I accidentally worked a lot faster than I had intended. I attribute it partly to my hot water technique. It used to take a long time to blend those edges and now it's just zip zap zoom (as Bill Cosby might say).
He needs a little cranium implantation but otherwise I'm rather pleased with the head. The hot water is really a helpful new tool. I use it to blend the edges between putty masses at the early stages.
Incidentally, the word Cyber comes from the Greek Kybernetes who is a "steersman" (a nautical term, I think). The meaning being a "guide or governor". Cybernetics is, loosely, a type of information theory. Cyberpunk and cyberspace the earlier forms of the adaptation of the prefix cyber!
A little Flames of War WIP here. With these PAK40s and the American command team I will have approximately equal point value opposing forces!
Working on a 1:35 prototype for science fiction troopers that I plan to make in "28mm" size. I'm actually intending to sculpt them in 1:52 which is 34mm for a 1.8m height person. I'm also making a 1:52 cyberpunk character and working closely with a reference image I've taken.
The planetFaller is gonna need some shoulder plates and there's a bit of work to finish the rifle. I think maybe the hands are a little thin or off balance; I'll look into it. I'm debating with myself what the shoulder plates should be like, either angular or rounded and how much they should cover.
An interesting discovery. As you know I'm working with the so called "Green Stuff" which is a bi-componental polymeric putty. It's been a little cold around here the past couple of days and the putty was extremely tough and not as sticky when freshly mixed. I assumed before that it was because the putty was old but I just got a new batch and I figured out that it behaved differently because of the cold.
I was drinking tea so I stuck the putty on the side of the mug in order to heat it which caused a remarkable change: it had become very soft, almost liquid. The surface texture was matte. I removed it from the tea cup (it left a mark) and put a piece on a disposable cup filled with hot water. The rest I simply used.

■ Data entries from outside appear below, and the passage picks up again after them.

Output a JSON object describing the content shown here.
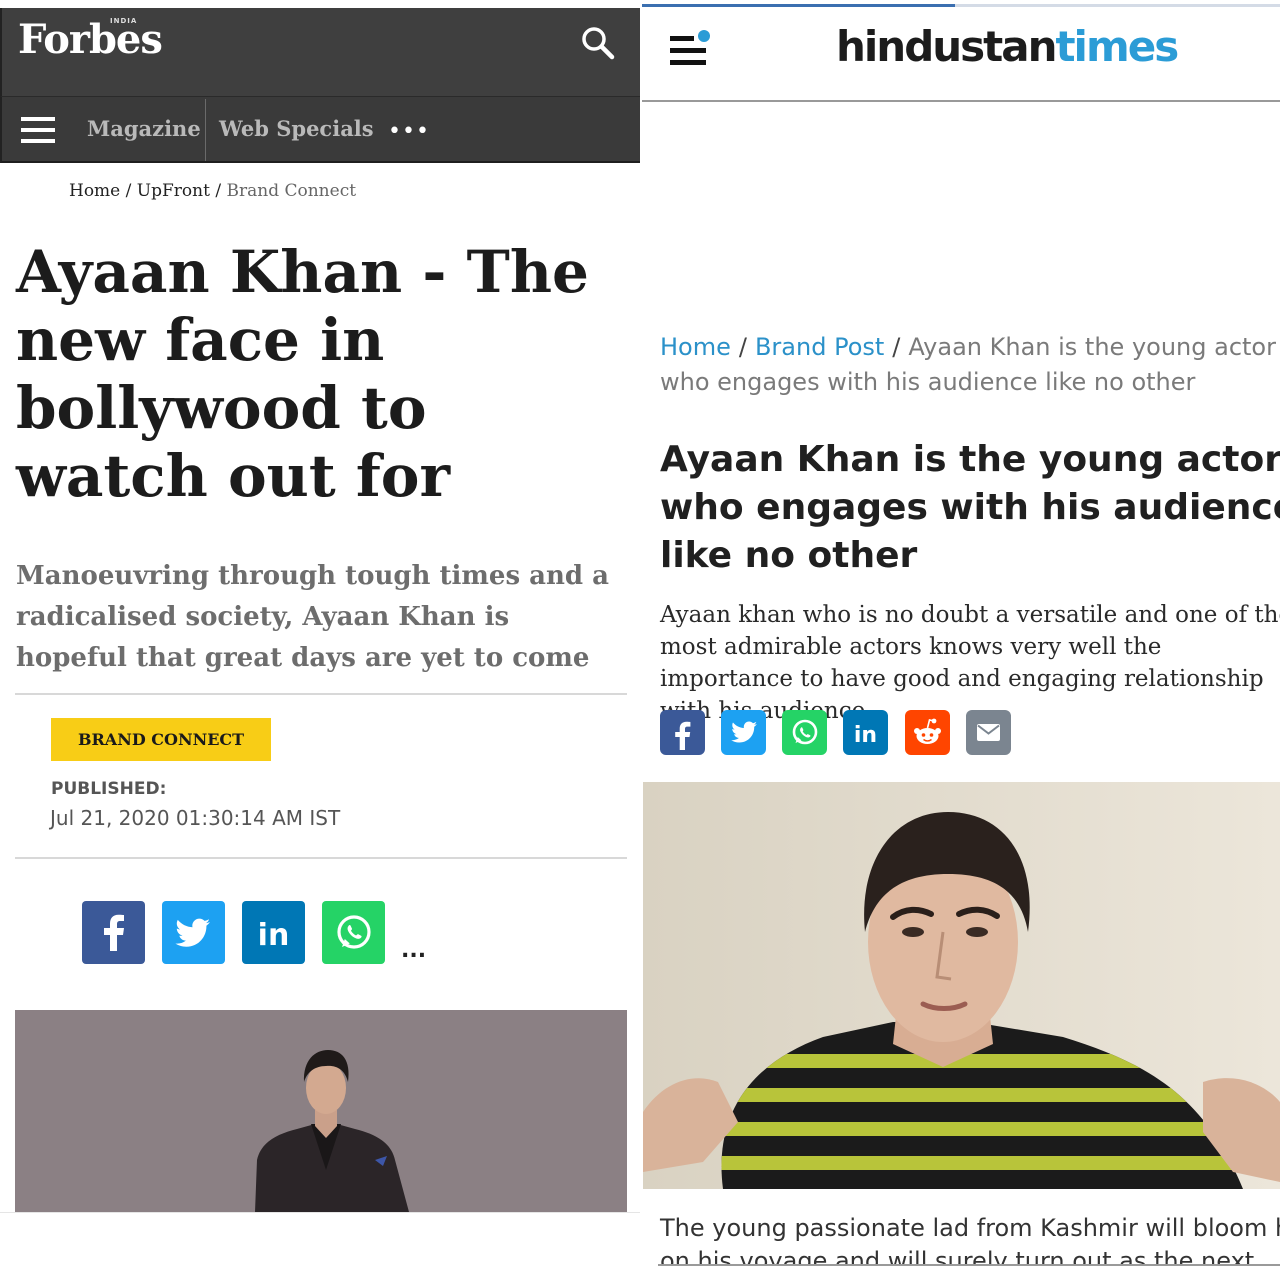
{
  "forbes": {
    "logo": "Forbes",
    "logo_edition": "INDIA",
    "nav": {
      "items": [
        "Magazine",
        "Web Specials"
      ],
      "more": "•••"
    },
    "breadcrumb": {
      "home": "Home",
      "section": "UpFront",
      "current": "Brand Connect",
      "sep": "/"
    },
    "article": {
      "title": "Ayaan Khan - The new face in bollywood to watch out for",
      "subtitle": "Manoeuvring through tough times and a radicalised society, Ayaan Khan is hopeful that great days are yet to come",
      "badge": "BRAND CONNECT",
      "published_label": "PUBLISHED:",
      "published_date": "Jul 21, 2020 01:30:14 AM IST"
    },
    "share": {
      "icons": [
        "facebook-icon",
        "twitter-icon",
        "linkedin-icon",
        "whatsapp-icon"
      ],
      "more": "..."
    },
    "colors": {
      "header_bg": "#3f3f3f",
      "badge_bg": "#f8cd16",
      "photo_bg": "#8b8084"
    }
  },
  "ht": {
    "logo_part1": "hindustan",
    "logo_part2": "times",
    "breadcrumb": {
      "home": "Home",
      "section": "Brand Post",
      "current": "Ayaan Khan is the young actor who engages with his audience like no other",
      "sep": "/"
    },
    "article": {
      "title": "Ayaan Khan is the young actor who engages with his audience like no other",
      "description": "Ayaan khan who is no doubt a versatile and one of the most admirable actors knows very well the importance to have good and engaging relationship with his audience.",
      "body_line1": "The young passionate lad from Kashmir will bloom high",
      "body_line2": "on his voyage and will surely turn out as the next"
    },
    "share": {
      "icons": [
        "facebook-icon",
        "twitter-icon",
        "whatsapp-icon",
        "linkedin-icon",
        "reddit-icon",
        "email-icon"
      ]
    },
    "colors": {
      "brand_blue": "#2b9cd6",
      "link_blue": "#2b91c9"
    },
    "scroll_progress": 0.49
  }
}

Two interesting developments from then on: I used hot water to heat my tool whenever I wanted to "weld" or blend two masses of putty together. The more liquid state of the heated putty made this a much easier task than it had been before. The other was that the putty on the cup cured at a highly increased rate; It was expected. So while heat caused the putty's chemical reaction to hasten it also made the particles flow more freely.
It might be early for conclusions but I intend to incorporate hot water into my workflow, at least for mixing edges.
The rifle leaves some to be desired. It's attached to the arms. Once it solidifies I'll add some strengthening mass and the outer layer after that. I've started on a 1:52 cyberpunk character. I took some reference photographs. I think it'll help me take it to the next step.
I finished the recent batch of Flames of War dudes. This time we have the American paratroops. Two machine-gun teams, two rifleman teams, a bazooka and a mortar team. I'm missing the command team and I'll have the entire platoon strength along with the rifleman and MG teams I had completed earlier. Because the points value is high for these guys I'll need to complete a PAK40 platoon to be able to play against the Panzergrenadier platoon.
If you like the terrain you can go digging through this blog's archives to find the tutorials. ;)